Completing the Naturalization Process
When a person was finally naturalized, they had to appear before a court. The court heard witness testimonials to see if a person met the qualities required regarding character and residence. If a person’s petition was granted, they had to take an oath swearing their allegiance to the United States. The court would then grant them a final certificate of naturalization, which was sometimes known as an order of naturalization.
Final orders of naturalization were typically recorded in an order or minute book. Also, naturalization forms or records prior to that year varied greatly in different courts, counties, states, and years.
There are also specific rules you should understand about women and their citizenship before you do research into your family’s immigration to the United States. For example, women who married American citizens between 1855 and 1922 became U.S. citizens automatically. Also, women could gain citizenship if their husbands or fathers gained citizenship. That process was known as derivative citizenship. It was discontinued in 1922 and women who were at least 21 years old were able to become naturalized citizens on their own.

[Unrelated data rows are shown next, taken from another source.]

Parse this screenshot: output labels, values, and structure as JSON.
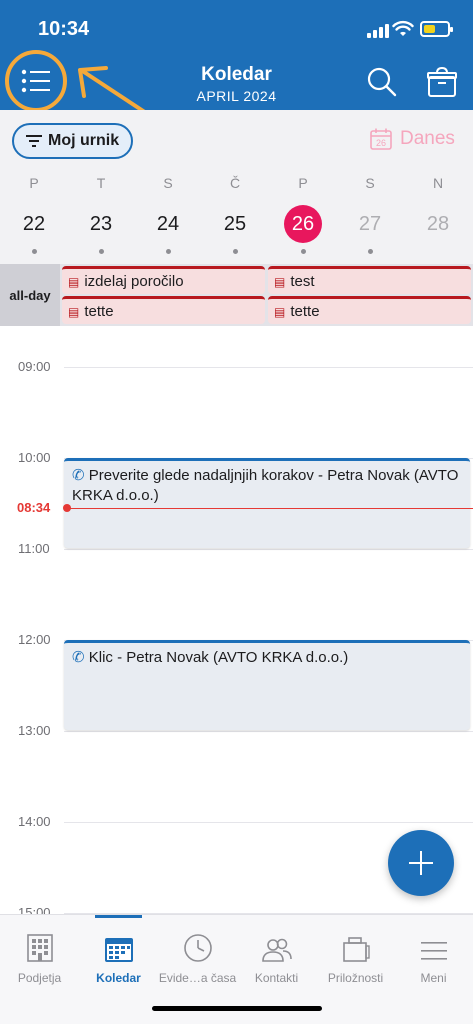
{
  "status": {
    "time": "10:34"
  },
  "header": {
    "title": "Koledar",
    "subtitle": "APRIL 2024"
  },
  "filter": {
    "pill_label": "Moj urnik",
    "today_label": "Danes",
    "today_icon_number": "26"
  },
  "week": {
    "days": [
      {
        "weekday": "P",
        "date": "22"
      },
      {
        "weekday": "T",
        "date": "23"
      },
      {
        "weekday": "S",
        "date": "24"
      },
      {
        "weekday": "Č",
        "date": "25"
      },
      {
        "weekday": "P",
        "date": "26"
      },
      {
        "weekday": "S",
        "date": "27"
      },
      {
        "weekday": "N",
        "date": "28"
      }
    ]
  },
  "allday": {
    "label": "all-day",
    "items": [
      "izdelaj poročilo",
      "test",
      "tette",
      "tette"
    ]
  },
  "timeline": {
    "hours": [
      "09:00",
      "10:00",
      "11:00",
      "12:00",
      "13:00",
      "14:00",
      "15:00"
    ],
    "now_label": "08:34",
    "events": [
      {
        "title": "Preverite glede nadaljnjih korakov - Petra Novak (AVTO KRKA d.o.o.)"
      },
      {
        "title": "Klic - Petra Novak (AVTO KRKA d.o.o.)"
      }
    ]
  },
  "tabs": [
    {
      "label": "Podjetja"
    },
    {
      "label": "Koledar"
    },
    {
      "label": "Evide…a časa"
    },
    {
      "label": "Kontakti"
    },
    {
      "label": "Priložnosti"
    },
    {
      "label": "Meni"
    }
  ],
  "colors": {
    "primary": "#1d6fb8",
    "accent_highlight": "#f5a93a",
    "selected_day": "#e8175d",
    "now": "#e53935",
    "allday_event": "#b8191f"
  }
}
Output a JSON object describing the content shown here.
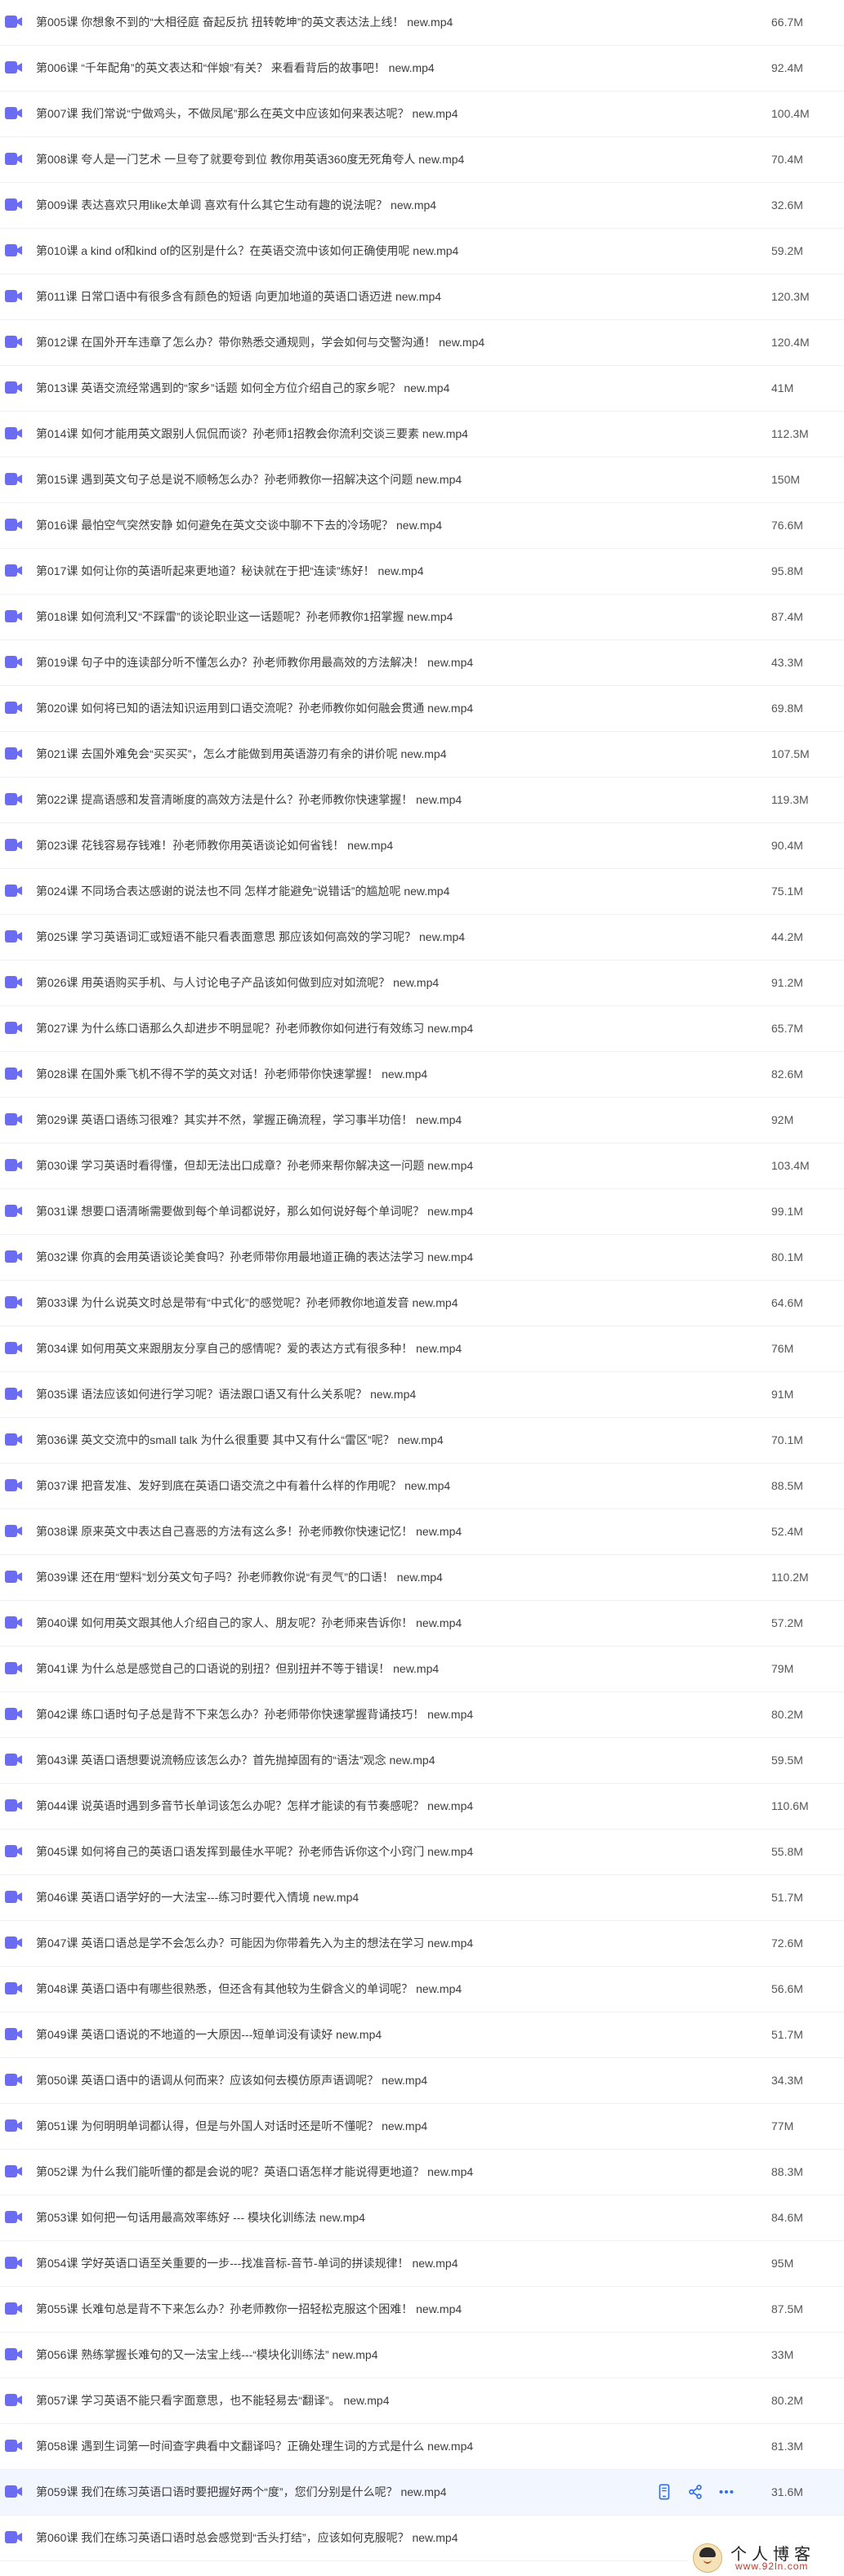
{
  "colors": {
    "file_icon": "#6c6cf3",
    "selected_row": "#f2f6ff",
    "action_icon": "#2f6fea"
  },
  "files": [
    {
      "name": "第005课 你想象不到的“大相径庭 奋起反抗 扭转乾坤”的英文表达法上线！ new.mp4",
      "size": "66.7M"
    },
    {
      "name": "第006课 “千年配角”的英文表达和“伴娘”有关？ 来看看背后的故事吧！ new.mp4",
      "size": "92.4M"
    },
    {
      "name": "第007课 我们常说“宁做鸡头，不做凤尾”那么在英文中应该如何来表达呢？ new.mp4",
      "size": "100.4M"
    },
    {
      "name": "第008课 夸人是一门艺术 一旦夸了就要夸到位 教你用英语360度无死角夸人 new.mp4",
      "size": "70.4M"
    },
    {
      "name": "第009课 表达喜欢只用like太单调 喜欢有什么其它生动有趣的说法呢？ new.mp4",
      "size": "32.6M"
    },
    {
      "name": "第010课 a kind of和kind of的区别是什么？在英语交流中该如何正确使用呢 new.mp4",
      "size": "59.2M"
    },
    {
      "name": "第011课 日常口语中有很多含有颜色的短语 向更加地道的英语口语迈进 new.mp4",
      "size": "120.3M"
    },
    {
      "name": "第012课 在国外开车违章了怎么办？带你熟悉交通规则，学会如何与交警沟通！ new.mp4",
      "size": "120.4M"
    },
    {
      "name": "第013课 英语交流经常遇到的“家乡”话题 如何全方位介绍自己的家乡呢？ new.mp4",
      "size": "41M"
    },
    {
      "name": "第014课 如何才能用英文跟别人侃侃而谈？孙老师1招教会你流利交谈三要素 new.mp4",
      "size": "112.3M"
    },
    {
      "name": "第015课 遇到英文句子总是说不顺畅怎么办？孙老师教你一招解决这个问题 new.mp4",
      "size": "150M"
    },
    {
      "name": "第016课 最怕空气突然安静 如何避免在英文交谈中聊不下去的冷场呢？ new.mp4",
      "size": "76.6M"
    },
    {
      "name": "第017课 如何让你的英语听起来更地道？秘诀就在于把“连读”练好！ new.mp4",
      "size": "95.8M"
    },
    {
      "name": "第018课 如何流利又“不踩雷”的谈论职业这一话题呢？孙老师教你1招掌握 new.mp4",
      "size": "87.4M"
    },
    {
      "name": "第019课 句子中的连读部分听不懂怎么办？孙老师教你用最高效的方法解决！ new.mp4",
      "size": "43.3M"
    },
    {
      "name": "第020课 如何将已知的语法知识运用到口语交流呢？孙老师教你如何融会贯通 new.mp4",
      "size": "69.8M"
    },
    {
      "name": "第021课 去国外难免会“买买买”，怎么才能做到用英语游刃有余的讲价呢 new.mp4",
      "size": "107.5M"
    },
    {
      "name": "第022课 提高语感和发音清晰度的高效方法是什么？孙老师教你快速掌握！ new.mp4",
      "size": "119.3M"
    },
    {
      "name": "第023课 花钱容易存钱难！孙老师教你用英语谈论如何省钱！ new.mp4",
      "size": "90.4M"
    },
    {
      "name": "第024课 不同场合表达感谢的说法也不同 怎样才能避免“说错话”的尴尬呢 new.mp4",
      "size": "75.1M"
    },
    {
      "name": "第025课 学习英语词汇或短语不能只看表面意思 那应该如何高效的学习呢？ new.mp4",
      "size": "44.2M"
    },
    {
      "name": "第026课 用英语购买手机、与人讨论电子产品该如何做到应对如流呢？ new.mp4",
      "size": "91.2M"
    },
    {
      "name": "第027课 为什么练口语那么久却进步不明显呢？孙老师教你如何进行有效练习 new.mp4",
      "size": "65.7M"
    },
    {
      "name": "第028课 在国外乘飞机不得不学的英文对话！孙老师带你快速掌握！ new.mp4",
      "size": "82.6M"
    },
    {
      "name": "第029课 英语口语练习很难？其实并不然，掌握正确流程，学习事半功倍！ new.mp4",
      "size": "92M"
    },
    {
      "name": "第030课 学习英语时看得懂，但却无法出口成章？孙老师来帮你解决这一问题 new.mp4",
      "size": "103.4M"
    },
    {
      "name": "第031课 想要口语清晰需要做到每个单词都说好，那么如何说好每个单词呢？ new.mp4",
      "size": "99.1M"
    },
    {
      "name": "第032课 你真的会用英语谈论美食吗？孙老师带你用最地道正确的表达法学习 new.mp4",
      "size": "80.1M"
    },
    {
      "name": "第033课 为什么说英文时总是带有“中式化”的感觉呢？孙老师教你地道发音 new.mp4",
      "size": "64.6M"
    },
    {
      "name": "第034课 如何用英文来跟朋友分享自己的感情呢？爱的表达方式有很多种！ new.mp4",
      "size": "76M"
    },
    {
      "name": "第035课 语法应该如何进行学习呢？语法跟口语又有什么关系呢？ new.mp4",
      "size": "91M"
    },
    {
      "name": "第036课 英文交流中的small talk 为什么很重要 其中又有什么“雷区”呢？ new.mp4",
      "size": "70.1M"
    },
    {
      "name": "第037课 把音发准、发好到底在英语口语交流之中有着什么样的作用呢？ new.mp4",
      "size": "88.5M"
    },
    {
      "name": "第038课 原来英文中表达自己喜恶的方法有这么多！孙老师教你快速记忆！ new.mp4",
      "size": "52.4M"
    },
    {
      "name": "第039课 还在用“塑料”划分英文句子吗？孙老师教你说“有灵气”的口语！ new.mp4",
      "size": "110.2M"
    },
    {
      "name": "第040课 如何用英文跟其他人介绍自己的家人、朋友呢？孙老师来告诉你！ new.mp4",
      "size": "57.2M"
    },
    {
      "name": "第041课 为什么总是感觉自己的口语说的别扭？但别扭并不等于错误！ new.mp4",
      "size": "79M"
    },
    {
      "name": "第042课 练口语时句子总是背不下来怎么办？孙老师带你快速掌握背诵技巧！ new.mp4",
      "size": "80.2M"
    },
    {
      "name": "第043课 英语口语想要说流畅应该怎么办？首先抛掉固有的“语法”观念 new.mp4",
      "size": "59.5M"
    },
    {
      "name": "第044课 说英语时遇到多音节长单词该怎么办呢？怎样才能读的有节奏感呢？ new.mp4",
      "size": "110.6M"
    },
    {
      "name": "第045课 如何将自己的英语口语发挥到最佳水平呢？孙老师告诉你这个小窍门 new.mp4",
      "size": "55.8M"
    },
    {
      "name": "第046课 英语口语学好的一大法宝---练习时要代入情境 new.mp4",
      "size": "51.7M"
    },
    {
      "name": "第047课 英语口语总是学不会怎么办？可能因为你带着先入为主的想法在学习 new.mp4",
      "size": "72.6M"
    },
    {
      "name": "第048课 英语口语中有哪些很熟悉，但还含有其他较为生僻含义的单词呢？ new.mp4",
      "size": "56.6M"
    },
    {
      "name": "第049课 英语口语说的不地道的一大原因---短单词没有读好 new.mp4",
      "size": "51.7M"
    },
    {
      "name": "第050课 英语口语中的语调从何而来？应该如何去模仿原声语调呢？ new.mp4",
      "size": "34.3M"
    },
    {
      "name": "第051课 为何明明单词都认得，但是与外国人对话时还是听不懂呢？ new.mp4",
      "size": "77M"
    },
    {
      "name": "第052课 为什么我们能听懂的都是会说的呢？英语口语怎样才能说得更地道？ new.mp4",
      "size": "88.3M"
    },
    {
      "name": "第053课 如何把一句话用最高效率练好 --- 模块化训练法 new.mp4",
      "size": "84.6M"
    },
    {
      "name": "第054课 学好英语口语至关重要的一步---找准音标-音节-单词的拼读规律！ new.mp4",
      "size": "95M"
    },
    {
      "name": "第055课 长难句总是背不下来怎么办？孙老师教你一招轻松克服这个困难！ new.mp4",
      "size": "87.5M"
    },
    {
      "name": "第056课 熟练掌握长难句的又一法宝上线---“模块化训练法” new.mp4",
      "size": "33M"
    },
    {
      "name": "第057课 学习英语不能只看字面意思，也不能轻易去“翻译”。 new.mp4",
      "size": "80.2M"
    },
    {
      "name": "第058课 遇到生词第一时间查字典看中文翻译吗？正确处理生词的方式是什么 new.mp4",
      "size": "81.3M"
    },
    {
      "name": "第059课 我们在练习英语口语时要把握好两个“度”，您们分别是什么呢？ new.mp4",
      "size": "31.6M"
    },
    {
      "name": "第060课 我们在练习英语口语时总会感觉到“舌头打结”，应该如何克服呢？ new.mp4",
      "size": ""
    }
  ],
  "selected_index": 54,
  "row_actions": [
    {
      "icon": "mobile-icon"
    },
    {
      "icon": "share-icon"
    },
    {
      "icon": "more-icon"
    }
  ],
  "watermark": {
    "title": "个人博客",
    "site": "www.92ln.com"
  }
}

Before 1922, married women were also not allowed to be naturalized unless their husbands were naturalized. However, they could become naturalized after getting divorced or becoming widows. Single women generally didn’t become naturalized prior to 1922. Although, some did.
Here are some other notable facts about he naturalization process for different groups of people:
Minors were automatically made citizens when their parents gained U.S. citizenship.
Former slaves became citizens thanks to the Fourteenth Amendment of the U.S Constitution, which was passed in 1868.
Laws passed in 1887 and 1924 made American Indians citizens of the United States.
Those from Eastern and Southern Asia, such as the Japanese and Chinese, were not allowed to become U.S. citizens from 1882 to 1943.
Aliens who served in the military could get expedited naturalization services. For the army, that process began in 1862. Navy veterans had access to expedited service as of 1894. Enlisted people didn’t get access to expedited service until 1918.
There are duplicate records for naturalized citizens available at the Immigration and Naturalization Service (INS). However, only records from after 1906 are available there.